Brief =>
Repeat the records below in their entirety, exactly.

The records =>
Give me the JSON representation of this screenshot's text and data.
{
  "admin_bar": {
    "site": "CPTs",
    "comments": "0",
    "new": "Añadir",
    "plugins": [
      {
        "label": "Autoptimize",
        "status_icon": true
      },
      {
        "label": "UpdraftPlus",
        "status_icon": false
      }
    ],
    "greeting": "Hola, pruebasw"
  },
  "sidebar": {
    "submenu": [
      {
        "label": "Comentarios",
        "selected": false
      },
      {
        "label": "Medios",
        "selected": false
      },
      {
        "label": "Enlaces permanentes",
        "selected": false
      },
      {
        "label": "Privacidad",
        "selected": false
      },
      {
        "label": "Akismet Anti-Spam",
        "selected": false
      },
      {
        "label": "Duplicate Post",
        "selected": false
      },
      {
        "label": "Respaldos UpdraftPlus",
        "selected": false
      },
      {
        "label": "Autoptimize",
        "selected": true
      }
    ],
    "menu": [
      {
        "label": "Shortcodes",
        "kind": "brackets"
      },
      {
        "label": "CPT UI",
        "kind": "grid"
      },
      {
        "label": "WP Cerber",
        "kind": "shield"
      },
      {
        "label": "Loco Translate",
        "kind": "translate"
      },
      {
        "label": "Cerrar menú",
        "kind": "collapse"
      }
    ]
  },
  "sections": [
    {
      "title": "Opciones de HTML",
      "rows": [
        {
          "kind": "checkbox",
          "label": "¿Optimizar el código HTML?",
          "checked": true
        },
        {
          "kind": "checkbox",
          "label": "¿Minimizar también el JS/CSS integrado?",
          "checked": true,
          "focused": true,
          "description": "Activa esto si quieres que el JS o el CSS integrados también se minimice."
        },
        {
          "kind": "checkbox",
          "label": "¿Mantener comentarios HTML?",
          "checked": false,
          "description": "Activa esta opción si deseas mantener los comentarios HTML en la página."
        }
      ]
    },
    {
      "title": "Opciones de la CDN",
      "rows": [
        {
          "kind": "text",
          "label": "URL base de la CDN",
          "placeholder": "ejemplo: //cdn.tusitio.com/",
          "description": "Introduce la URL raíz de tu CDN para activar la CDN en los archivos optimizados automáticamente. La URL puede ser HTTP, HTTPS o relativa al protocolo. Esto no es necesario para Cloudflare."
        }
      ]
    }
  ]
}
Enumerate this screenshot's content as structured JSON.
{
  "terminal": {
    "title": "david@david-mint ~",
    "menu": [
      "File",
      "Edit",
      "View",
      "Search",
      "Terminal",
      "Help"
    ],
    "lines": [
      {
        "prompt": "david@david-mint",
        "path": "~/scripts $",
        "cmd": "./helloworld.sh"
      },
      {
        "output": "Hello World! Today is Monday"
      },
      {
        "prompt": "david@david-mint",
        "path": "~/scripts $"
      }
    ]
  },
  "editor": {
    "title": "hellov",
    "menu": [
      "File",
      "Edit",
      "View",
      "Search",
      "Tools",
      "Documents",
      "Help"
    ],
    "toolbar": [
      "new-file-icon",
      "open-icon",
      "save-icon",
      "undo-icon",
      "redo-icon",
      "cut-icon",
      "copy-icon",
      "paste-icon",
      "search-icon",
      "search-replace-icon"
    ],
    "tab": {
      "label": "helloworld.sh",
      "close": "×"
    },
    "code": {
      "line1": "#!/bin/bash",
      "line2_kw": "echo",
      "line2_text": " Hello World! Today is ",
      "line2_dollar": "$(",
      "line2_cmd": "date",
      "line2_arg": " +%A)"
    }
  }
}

Answer to the problem =>
Give me the JSON representation of this screenshot's text and data.
{
  "admin_bar": {
    "site": "CPTs",
    "comments": "0",
    "new": "Añadir",
    "plugins": [
      {
        "label": "Autoptimize",
        "status_icon": true
      },
      {
        "label": "UpdraftPlus",
        "status_icon": false
      }
    ],
    "greeting": "Hola, pruebasw"
  },
  "sidebar": {
    "submenu": [
      {
        "label": "Comentarios",
        "selected": false
      },
      {
        "label": "Medios",
        "selected": false
      },
      {
        "label": "Enlaces permanentes",
        "selected": false
      },
      {
        "label": "Privacidad",
        "selected": false
      },
      {
        "label": "Akismet Anti-Spam",
        "selected": false
      },
      {
        "label": "Duplicate Post",
        "selected": false
      },
      {
        "label": "Respaldos UpdraftPlus",
        "selected": false
      },
      {
        "label": "Autoptimize",
        "selected": true
      }
    ],
    "menu": [
      {
        "label": "Shortcodes",
        "kind": "brackets"
      },
      {
        "label": "CPT UI",
        "kind": "grid"
      },
      {
        "label": "WP Cerber",
        "kind": "shield"
      },
      {
        "label": "Loco Translate",
        "kind": "translate"
      },
      {
        "label": "Cerrar menú",
        "kind": "collapse"
      }
    ]
  },
  "sections": [
    {
      "title": "Opciones de HTML",
      "rows": [
        {
          "kind": "checkbox",
          "label": "¿Optimizar el código HTML?",
          "checked": true
        },
        {
          "kind": "checkbox",
          "label": "¿Minimizar también el JS/CSS integrado?",
          "checked": true,
          "focused": true,
          "description": "Activa esto si quieres que el JS o el CSS integrados también se minimice."
        },
        {
          "kind": "checkbox",
          "label": "¿Mantener comentarios HTML?",
          "checked": false,
          "description": "Activa esta opción si deseas mantener los comentarios HTML en la página."
        }
      ]
    },
    {
      "title": "Opciones de la CDN",
      "rows": [
        {
          "kind": "text",
          "label": "URL base de la CDN",
          "placeholder": "ejemplo: //cdn.tusitio.com/",
          "description": "Introduce la URL raíz de tu CDN para activar la CDN en los archivos optimizados automáticamente. La URL puede ser HTTP, HTTPS o relativa al protocolo. Esto no es necesario para Cloudflare."
        }
      ]
    }
  ]
}
Enumerate this screenshot's content as structured JSON.
{
  "terminal": {
    "title": "david@david-mint ~",
    "menu": [
      "File",
      "Edit",
      "View",
      "Search",
      "Terminal",
      "Help"
    ],
    "lines": [
      {
        "prompt": "david@david-mint",
        "path": "~/scripts $",
        "cmd": "./helloworld.sh"
      },
      {
        "output": "Hello World! Today is Monday"
      },
      {
        "prompt": "david@david-mint",
        "path": "~/scripts $"
      }
    ]
  },
  "editor": {
    "title": "hellov",
    "menu": [
      "File",
      "Edit",
      "View",
      "Search",
      "Tools",
      "Documents",
      "Help"
    ],
    "toolbar": [
      "new-file-icon",
      "open-icon",
      "save-icon",
      "undo-icon",
      "redo-icon",
      "cut-icon",
      "copy-icon",
      "paste-icon",
      "search-icon",
      "search-replace-icon"
    ],
    "tab": {
      "label": "helloworld.sh",
      "close": "×"
    },
    "code": {
      "line1": "#!/bin/bash",
      "line2_kw": "echo",
      "line2_text": " Hello World! Today is ",
      "line2_dollar": "$(",
      "line2_cmd": "date",
      "line2_arg": " +%A)"
    }
  }
}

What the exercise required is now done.